(PROMPT) Which of the lines below include the word "theo"? Pull each one out.

(SUPPLIED MATERIAL)
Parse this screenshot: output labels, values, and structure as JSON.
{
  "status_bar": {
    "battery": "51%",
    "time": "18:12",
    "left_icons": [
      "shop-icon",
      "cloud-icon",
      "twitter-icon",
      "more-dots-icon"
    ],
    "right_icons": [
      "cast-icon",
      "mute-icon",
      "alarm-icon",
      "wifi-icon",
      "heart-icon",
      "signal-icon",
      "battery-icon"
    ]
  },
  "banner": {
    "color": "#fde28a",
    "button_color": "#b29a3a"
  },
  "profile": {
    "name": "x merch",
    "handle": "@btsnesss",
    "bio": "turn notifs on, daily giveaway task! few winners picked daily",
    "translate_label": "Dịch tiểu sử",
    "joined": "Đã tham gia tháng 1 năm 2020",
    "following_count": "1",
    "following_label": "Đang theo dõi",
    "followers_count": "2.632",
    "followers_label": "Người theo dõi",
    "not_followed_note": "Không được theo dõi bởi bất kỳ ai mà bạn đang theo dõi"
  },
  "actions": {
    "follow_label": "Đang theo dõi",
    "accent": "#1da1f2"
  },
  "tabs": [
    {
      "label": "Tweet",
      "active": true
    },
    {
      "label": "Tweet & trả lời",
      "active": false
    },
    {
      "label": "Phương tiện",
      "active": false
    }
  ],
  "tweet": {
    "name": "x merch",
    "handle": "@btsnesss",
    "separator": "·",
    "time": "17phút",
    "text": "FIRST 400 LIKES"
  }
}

(RESULT)
    "following_label": "Đang theo dõi",
    "followers_label": "Người theo dõi",
    "not_followed_note": "Không được theo dõi bởi bất kỳ ai mà bạn đang theo dõi"
    "follow_label": "Đang theo dõi",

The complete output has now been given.